Bridget Degnen can boast a varied and accomplished career as a lawyer and environmental engineer, working in and out of government. She would bring valued knowledge and skills, especially on environmental matters, to the county board, and we endorse her.

Degnen is committed to being a full-time commissioner, unlike the incumbent, John Fritchey, who also works as a state and city of Chicago government lobbyist. Degnen also says openly, showing a little political courage, that the county can’t simply keep cutting employees and services to solve its financial problems.

Degnen most recently served as deputy director of the Medical Cannabis Pilot Program for the Illinois Department of Financial and Professional Regulation. She previously worked as a litigator in private practice and, in 2013, as deputy general counsel to the Illinois Department of Public Health.

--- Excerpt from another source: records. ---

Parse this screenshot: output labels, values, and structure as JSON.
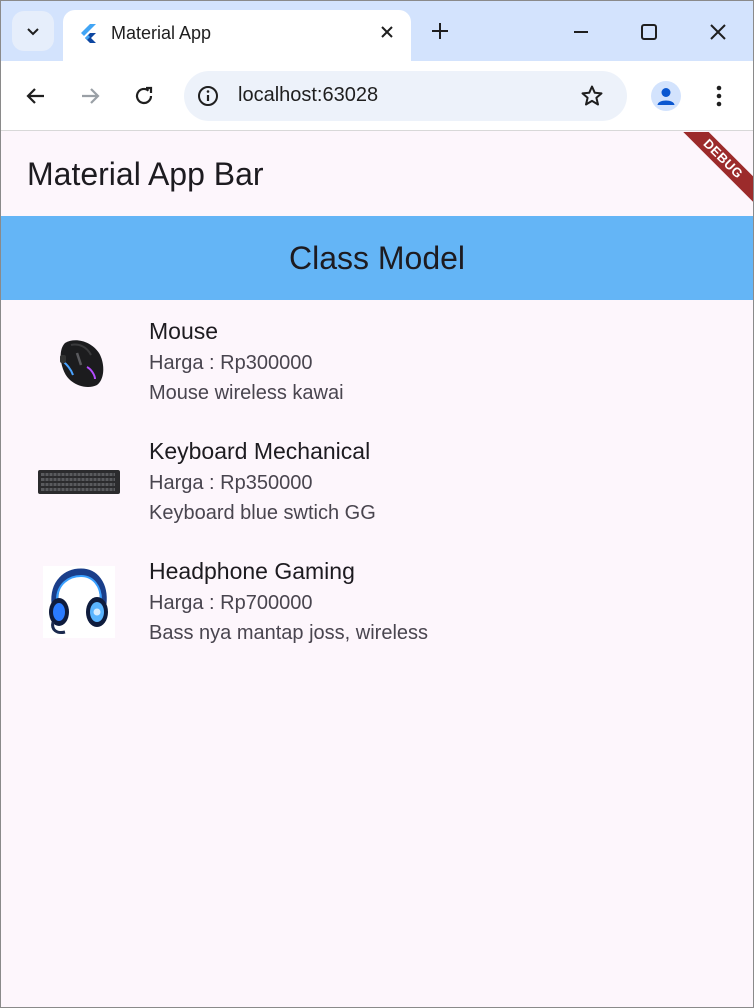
{
  "browser": {
    "tab_title": "Material App",
    "url": "localhost:63028"
  },
  "app": {
    "appbar_title": "Material App Bar",
    "debug_label": "DEBUG",
    "header_title": "Class Model"
  },
  "products": [
    {
      "name": "Mouse",
      "price": "Harga : Rp300000",
      "description": "Mouse wireless kawai",
      "image": "mouse-image"
    },
    {
      "name": "Keyboard Mechanical",
      "price": "Harga : Rp350000",
      "description": "Keyboard blue swtich GG",
      "image": "keyboard-image"
    },
    {
      "name": "Headphone Gaming",
      "price": "Harga : Rp700000",
      "description": "Bass nya mantap joss, wireless",
      "image": "headphone-image"
    }
  ],
  "colors": {
    "tabstrip": "#d3e3fd",
    "header": "#64b5f6",
    "page_bg": "#fdf6fc",
    "debug_banner": "#9c2b2b"
  }
}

Degnen’s “first priority” would be to require all 17 County Board members to propose new revenue sources for the county, such as new fees or taxes “that are not offensive to residents in this district.” Among her own ideas for new revenue are charging fees to people who want quicker delivery of county documents and leasing out land in the forest preserves for seasonal “pop-up” restaurants.

Fritchey, for his part, led the effort to merge the recorder of deeds office into that of the Cook County clerk, championed the repeal the unpopular penny-per-ounce sweetened beverage tax, and put an advisory referendum on the this year’s primary election ballot on legalizing the use of recreational marijuana.

But our choice is Degnen, who is well prepared as a lawyer and public servant.


When Democrats running for Cook County commissioner in the 12th District visited the Chicago Sun-Times Editorial Board on Feb. 20, we asked them to introduce themselves to voters. Watch Degnen’s response: